The versatile wing was Portland’s swiss-army-knife making plays on both sides of the ball. He spent his first seven years developing with the Trail Blazers before signing a mega-deal with the Hornets in 2015, instantly launching him to the top of their game-plan and handing him the most puzzling contract in the league. Heavier usage helped give him a slight boost in production but he never improved like the team had hoped he would, leading to less scoring and playmaking opportunities as the years rolled on before flaming out in his final year with the team.
Coming off a miserable and shortened 2020 season, Batum signed a small one-year deal with the contending Clippers to provide a unique skill-set of all-around playmaking for the bench unit.
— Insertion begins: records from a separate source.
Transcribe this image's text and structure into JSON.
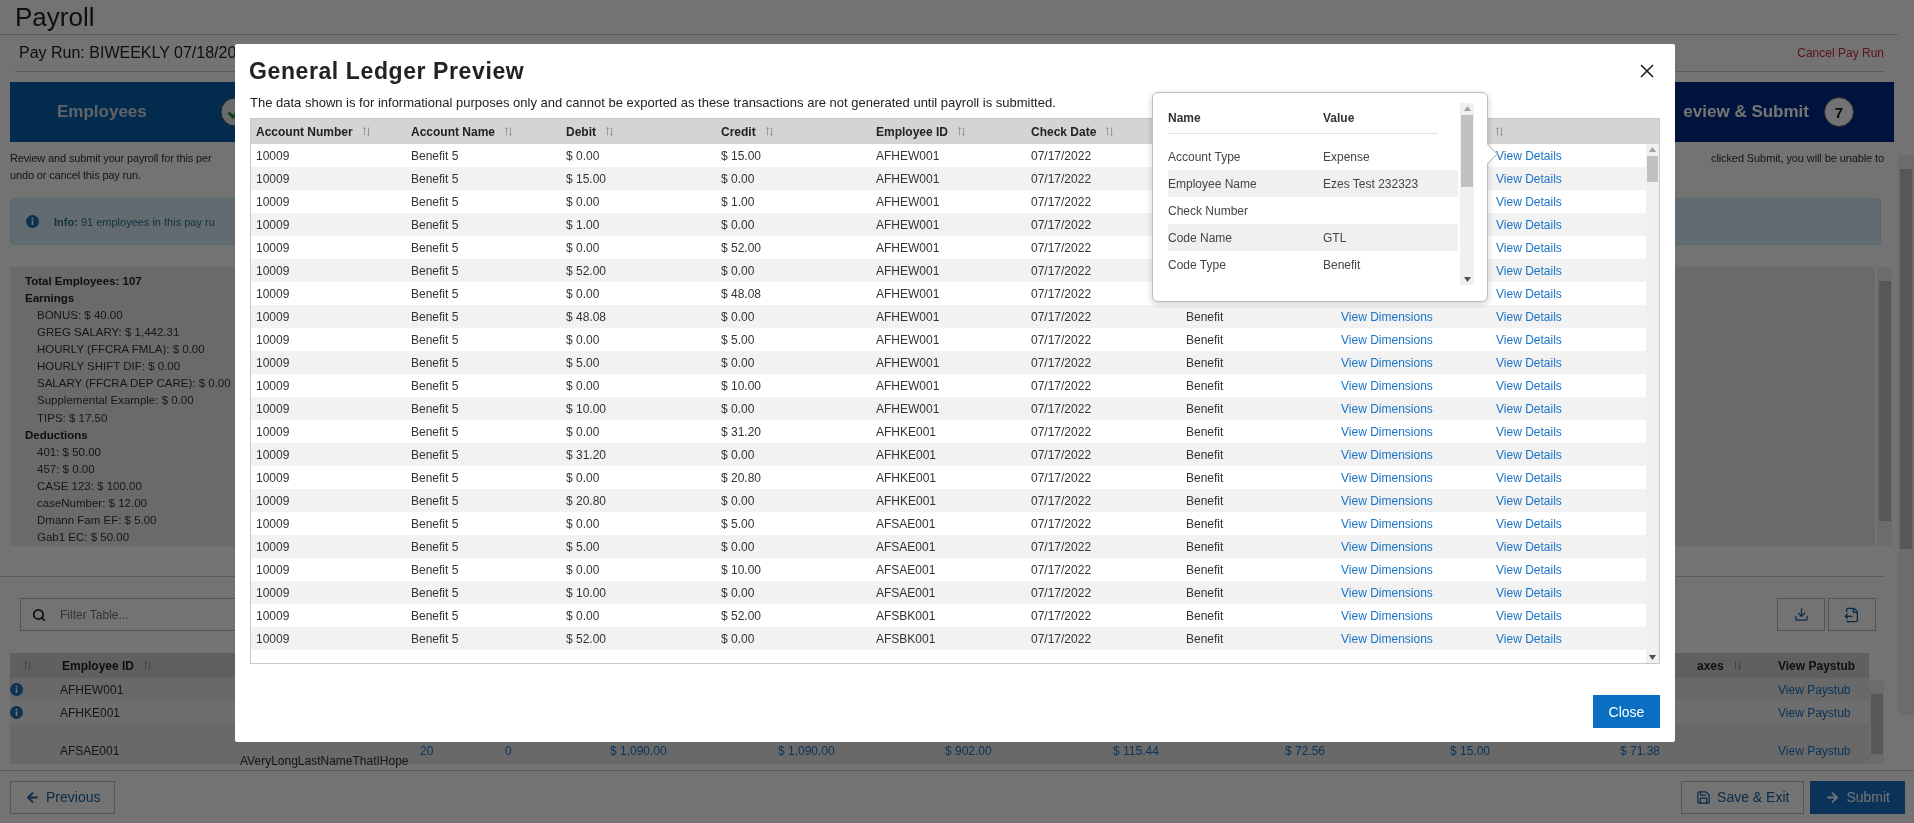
{
  "page": {
    "title": "Payroll"
  },
  "pay_run": {
    "title": "Pay Run: BIWEEKLY 07/18/20",
    "cancel_link": "Cancel Pay Run"
  },
  "steps": [
    {
      "label": "Employees",
      "completed": true
    },
    {
      "label": "eview & Submit",
      "number": "7",
      "completed": false
    }
  ],
  "intro_lines": [
    "Review and submit your payroll for this per",
    "undo or cancel this pay run."
  ],
  "intro_right": "clicked Submit, you will be unable to",
  "info": {
    "text": "**Info:** 91 employees in this pay ru"
  },
  "summary": {
    "total": "Total Employees: 107",
    "groups": [
      {
        "title": "Earnings",
        "items": [
          "BONUS: $ 40.00",
          "GREG SALARY: $ 1,442.31",
          "HOURLY (FFCRA FMLA): $ 0.00",
          "HOURLY SHIFT DIF: $ 0.00",
          "SALARY (FFCRA DEP CARE): $ 0.00",
          "Supplemental Example: $ 0.00",
          "TIPS: $ 17.50"
        ]
      },
      {
        "title": "Deductions",
        "items": [
          "401: $ 50.00",
          "457: $ 0.00",
          "CASE 123: $ 100.00",
          "caseNumber: $ 12.00",
          "Dmann Fam EF: $ 5.00",
          "Gab1 EC: $ 50.00"
        ]
      }
    ]
  },
  "filter": {
    "placeholder": "Filter Table..."
  },
  "employee_table": {
    "header": {
      "employee_id": "Employee ID",
      "taxes": "axes",
      "paystub": "View Paystub"
    },
    "rows": [
      {
        "flagged": true,
        "employee_id": "AFHEW001",
        "paystub_link": "View Paystub"
      },
      {
        "flagged": true,
        "employee_id": "AFHKE001",
        "paystub_link": "View Paystub"
      },
      {
        "flagged": false,
        "employee_id": "AFSAE001",
        "name": "AVeryLongLastNameThatIHope",
        "values": [
          "20",
          "0",
          "$ 1,090.00",
          "$ 1,090.00",
          "$ 902.00",
          "$ 115.44",
          "$ 72.56",
          "$ 15.00",
          "$ 71.38"
        ],
        "paystub_link": "View Paystub"
      }
    ]
  },
  "buttons": {
    "previous": "Previous",
    "save": "Save & Exit",
    "submit": "Submit"
  },
  "ledger_modal": {
    "title": "General Ledger Preview",
    "description": "The data shown is for informational purposes only and cannot be exported as these transactions are not generated until payroll is submitted.",
    "columns": [
      "Account Number",
      "Account Name",
      "Debit",
      "Credit",
      "Employee ID",
      "Check Date"
    ],
    "rows": [
      {
        "account_number": "10009",
        "account_name": "Benefit 5",
        "debit": "$ 0.00",
        "credit": "$ 15.00",
        "employee_id": "AFHEW001",
        "check_date": "07/17/2022",
        "details_link": "View Details"
      },
      {
        "account_number": "10009",
        "account_name": "Benefit 5",
        "debit": "$ 15.00",
        "credit": "$ 0.00",
        "employee_id": "AFHEW001",
        "check_date": "07/17/2022",
        "details_link": "View Details"
      },
      {
        "account_number": "10009",
        "account_name": "Benefit 5",
        "debit": "$ 0.00",
        "credit": "$ 1.00",
        "employee_id": "AFHEW001",
        "check_date": "07/17/2022",
        "details_link": "View Details"
      },
      {
        "account_number": "10009",
        "account_name": "Benefit 5",
        "debit": "$ 1.00",
        "credit": "$ 0.00",
        "employee_id": "AFHEW001",
        "check_date": "07/17/2022",
        "details_link": "View Details"
      },
      {
        "account_number": "10009",
        "account_name": "Benefit 5",
        "debit": "$ 0.00",
        "credit": "$ 52.00",
        "employee_id": "AFHEW001",
        "check_date": "07/17/2022",
        "details_link": "View Details"
      },
      {
        "account_number": "10009",
        "account_name": "Benefit 5",
        "debit": "$ 52.00",
        "credit": "$ 0.00",
        "employee_id": "AFHEW001",
        "check_date": "07/17/2022",
        "details_link": "View Details"
      },
      {
        "account_number": "10009",
        "account_name": "Benefit 5",
        "debit": "$ 0.00",
        "credit": "$ 48.08",
        "employee_id": "AFHEW001",
        "check_date": "07/17/2022",
        "details_link": "View Details"
      },
      {
        "account_number": "10009",
        "account_name": "Benefit 5",
        "debit": "$ 48.08",
        "credit": "$ 0.00",
        "employee_id": "AFHEW001",
        "check_date": "07/17/2022",
        "code_type": "Benefit",
        "dimensions_link": "View Dimensions",
        "details_link": "View Details"
      },
      {
        "account_number": "10009",
        "account_name": "Benefit 5",
        "debit": "$ 0.00",
        "credit": "$ 5.00",
        "employee_id": "AFHEW001",
        "check_date": "07/17/2022",
        "code_type": "Benefit",
        "dimensions_link": "View Dimensions",
        "details_link": "View Details"
      },
      {
        "account_number": "10009",
        "account_name": "Benefit 5",
        "debit": "$ 5.00",
        "credit": "$ 0.00",
        "employee_id": "AFHEW001",
        "check_date": "07/17/2022",
        "code_type": "Benefit",
        "dimensions_link": "View Dimensions",
        "details_link": "View Details"
      },
      {
        "account_number": "10009",
        "account_name": "Benefit 5",
        "debit": "$ 0.00",
        "credit": "$ 10.00",
        "employee_id": "AFHEW001",
        "check_date": "07/17/2022",
        "code_type": "Benefit",
        "dimensions_link": "View Dimensions",
        "details_link": "View Details"
      },
      {
        "account_number": "10009",
        "account_name": "Benefit 5",
        "debit": "$ 10.00",
        "credit": "$ 0.00",
        "employee_id": "AFHEW001",
        "check_date": "07/17/2022",
        "code_type": "Benefit",
        "dimensions_link": "View Dimensions",
        "details_link": "View Details"
      },
      {
        "account_number": "10009",
        "account_name": "Benefit 5",
        "debit": "$ 0.00",
        "credit": "$ 31.20",
        "employee_id": "AFHKE001",
        "check_date": "07/17/2022",
        "code_type": "Benefit",
        "dimensions_link": "View Dimensions",
        "details_link": "View Details"
      },
      {
        "account_number": "10009",
        "account_name": "Benefit 5",
        "debit": "$ 31.20",
        "credit": "$ 0.00",
        "employee_id": "AFHKE001",
        "check_date": "07/17/2022",
        "code_type": "Benefit",
        "dimensions_link": "View Dimensions",
        "details_link": "View Details"
      },
      {
        "account_number": "10009",
        "account_name": "Benefit 5",
        "debit": "$ 0.00",
        "credit": "$ 20.80",
        "employee_id": "AFHKE001",
        "check_date": "07/17/2022",
        "code_type": "Benefit",
        "dimensions_link": "View Dimensions",
        "details_link": "View Details"
      },
      {
        "account_number": "10009",
        "account_name": "Benefit 5",
        "debit": "$ 20.80",
        "credit": "$ 0.00",
        "employee_id": "AFHKE001",
        "check_date": "07/17/2022",
        "code_type": "Benefit",
        "dimensions_link": "View Dimensions",
        "details_link": "View Details"
      },
      {
        "account_number": "10009",
        "account_name": "Benefit 5",
        "debit": "$ 0.00",
        "credit": "$ 5.00",
        "employee_id": "AFSAE001",
        "check_date": "07/17/2022",
        "code_type": "Benefit",
        "dimensions_link": "View Dimensions",
        "details_link": "View Details"
      },
      {
        "account_number": "10009",
        "account_name": "Benefit 5",
        "debit": "$ 5.00",
        "credit": "$ 0.00",
        "employee_id": "AFSAE001",
        "check_date": "07/17/2022",
        "code_type": "Benefit",
        "dimensions_link": "View Dimensions",
        "details_link": "View Details"
      },
      {
        "account_number": "10009",
        "account_name": "Benefit 5",
        "debit": "$ 0.00",
        "credit": "$ 10.00",
        "employee_id": "AFSAE001",
        "check_date": "07/17/2022",
        "code_type": "Benefit",
        "dimensions_link": "View Dimensions",
        "details_link": "View Details"
      },
      {
        "account_number": "10009",
        "account_name": "Benefit 5",
        "debit": "$ 10.00",
        "credit": "$ 0.00",
        "employee_id": "AFSAE001",
        "check_date": "07/17/2022",
        "code_type": "Benefit",
        "dimensions_link": "View Dimensions",
        "details_link": "View Details"
      },
      {
        "account_number": "10009",
        "account_name": "Benefit 5",
        "debit": "$ 0.00",
        "credit": "$ 52.00",
        "employee_id": "AFSBK001",
        "check_date": "07/17/2022",
        "code_type": "Benefit",
        "dimensions_link": "View Dimensions",
        "details_link": "View Details"
      },
      {
        "account_number": "10009",
        "account_name": "Benefit 5",
        "debit": "$ 52.00",
        "credit": "$ 0.00",
        "employee_id": "AFSBK001",
        "check_date": "07/17/2022",
        "code_type": "Benefit",
        "dimensions_link": "View Dimensions",
        "details_link": "View Details"
      }
    ],
    "close_button": "Close",
    "details_popover": {
      "columns": [
        "Name",
        "Value"
      ],
      "rows": [
        {
          "name": "Account Type",
          "value": "Expense"
        },
        {
          "name": "Employee Name",
          "value": "Ezes Test 232323"
        },
        {
          "name": "Check Number"
        },
        {
          "name": "Code Name",
          "value": "GTL"
        },
        {
          "name": "Code Type",
          "value": "Benefit"
        }
      ]
    }
  }
}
He’s had to fill in to open the season with a starter injured, yet through his first 10 games, he’s been absolutely remarkable. Playing heavy minutes with All-Stars again around him, Batum has morphed into a fantastic stretch four, knocking down tons of 3’s and finishing with great efficiency while still actively rebounding. LA has the second-best record in the NBA and now they’re unsure if he’s leaving the unit.
The player most recognized for having the worst contract in the NBA over the last five years has redeemed himself as a highly-skilled pro. He’s currently spacing the floor and taking quick shots to help Kawhi Leonard and Paul George attack from all over successfully. The French wing has been a surprising story this year and is on his way back to starting in the playoffs, proving players with lots of tools and talent can always adapt to aid a team, just as long as the ask is within reason.
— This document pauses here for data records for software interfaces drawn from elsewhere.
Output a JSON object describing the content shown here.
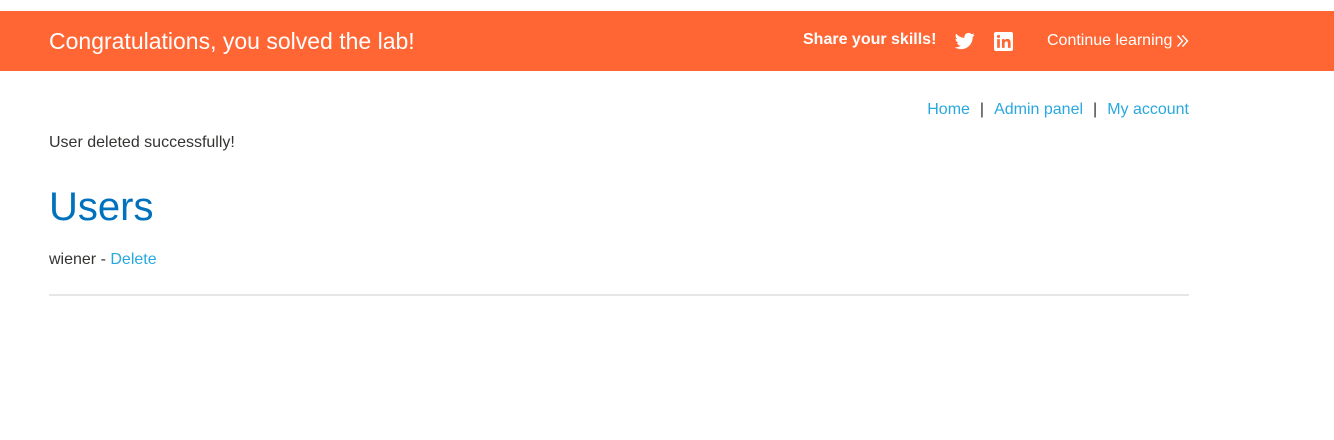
{
  "banner": {
    "title": "Congratulations, you solved the lab!",
    "share_label": "Share your skills!",
    "twitter_icon": "twitter-icon",
    "linkedin_icon": "linkedin-icon",
    "continue_label": "Continue learning",
    "continue_icon": "double-chevron-right-icon",
    "background_color": "#ff6633"
  },
  "nav": {
    "items": [
      {
        "label": "Home"
      },
      {
        "label": "Admin panel"
      },
      {
        "label": "My account"
      }
    ],
    "separator": "|",
    "link_color": "#29a8e0"
  },
  "main": {
    "message": "User deleted successfully!",
    "heading": "Users",
    "heading_color": "#0071bc",
    "users": [
      {
        "name": "wiener",
        "separator": " - ",
        "action_label": "Delete"
      }
    ]
  }
}
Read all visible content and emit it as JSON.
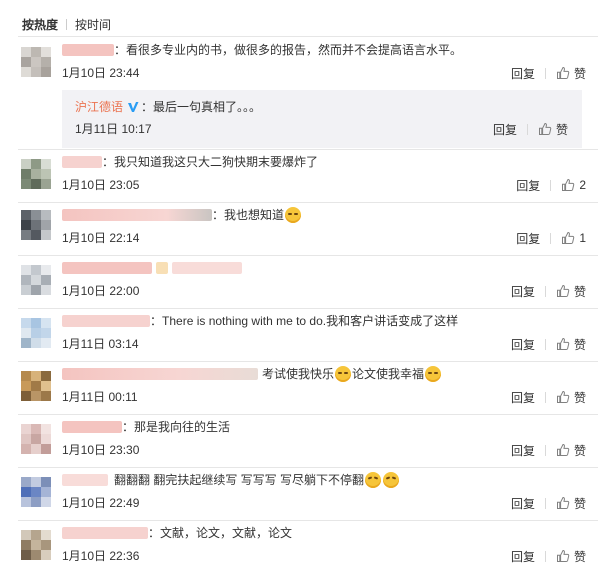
{
  "tabs": {
    "hot": "按热度",
    "time": "按时间"
  },
  "actions": {
    "reply": "回复",
    "like": "赞"
  },
  "comments": [
    {
      "text": "看很多专业内的书，做很多的报告，然而并不会提高语言水平。",
      "time": "1月10日 23:44",
      "likes": "赞"
    },
    {
      "text": "我只知道我这只大二狗快期末要爆炸了",
      "time": "1月10日 23:05",
      "likes": "2"
    },
    {
      "text": "我也想知道",
      "time": "1月10日 22:14",
      "likes": "1"
    },
    {
      "text": "",
      "time": "1月10日 22:00",
      "likes": "赞"
    },
    {
      "text": "There is nothing with me to do.我和客户讲话变成了这样",
      "time": "1月11日 03:14",
      "likes": "赞"
    },
    {
      "text_a": "考试使我快乐",
      "text_b": "论文使我幸福",
      "time": "1月11日 00:11",
      "likes": "赞"
    },
    {
      "text": "那是我向往的生活",
      "time": "1月10日 23:30",
      "likes": "赞"
    },
    {
      "text": "翻翻翻 翻完扶起继续写 写写写 写尽躺下不停翻",
      "time": "1月10日 22:49",
      "likes": "赞"
    },
    {
      "text": "文献，论文，文献，论文",
      "time": "1月10日 22:36",
      "likes": "赞"
    }
  ],
  "reply": {
    "author": "沪江德语",
    "text": "最后一句真相了。。。",
    "time": "1月11日 10:17",
    "likes": "赞"
  },
  "colors": {
    "accent": "#eb7350",
    "verified": "#2a9df4",
    "blurred_name": "#f4c4c0"
  },
  "icons": {
    "like": "thumbs-up-icon",
    "verified": "verified-v-icon",
    "emoji": "emoji-icon"
  }
}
5. Christian Wood on the Houston Rockets
A solid sophomore in college might’ve left UNLV too early, as he dealt with several critics at the NBA level and found himself undrafted in 2015. He barely touched the floor his first two pro seasons so he left the States to play in China, but he never checked in to play with the team so he came back and stayed with the G-League. After that full season, he bounced around still waiting for meaningful minutes, and then in 2019 he signed with his fifth team and made a big impact coming off the bench for the Pistons.
Following a super-highly-productive season on Detroit, Wood signed a long-term big-money deal with the Rockets to be their starting center, who’d get tons of scoring opportunities and responsibility playing in the paint. Through 12 games he’s rapidly emerged into an All-Star candidate, leading the team as a 20 point-per-game scorer. Already showing a knack for scoring throughout his pro career, he’s now elevated into a supreme rebounder and shot-blocker. Houston’s fell to the bottom of the West because of the pitfall with Harden, yet their future is looking very bright with Wood filling in as a star.
A virtual unknown who couldn’t keep a roster spot is now one of the game’s best big men. He’s a truly-gifted scorer for a big, with tremendous inside-outside touch, and this year he’s showing he’s more than capable of holding his own down low. The UNLV product has been sensational in the last 12 months and he’s just getting started. Wood’s proving that bench players with an obvious strength should be given a real chance to perform, so they could work on rounding out their game and maybe develop into a starter.
Trades and free-agent deals grant teams new chances to configure their talent pool, but they also give NBA regulars a chance to start over, contribute in a different way, or in the best instances take a step forward. These five players are having terrific seasons on their brand-new teams, and management has to be pleased they’re heading towards their goals. Some talents in need of rebirth just need a change of scenery, and these examples have proven what’s possible when all the right moves are exercised in all the right places.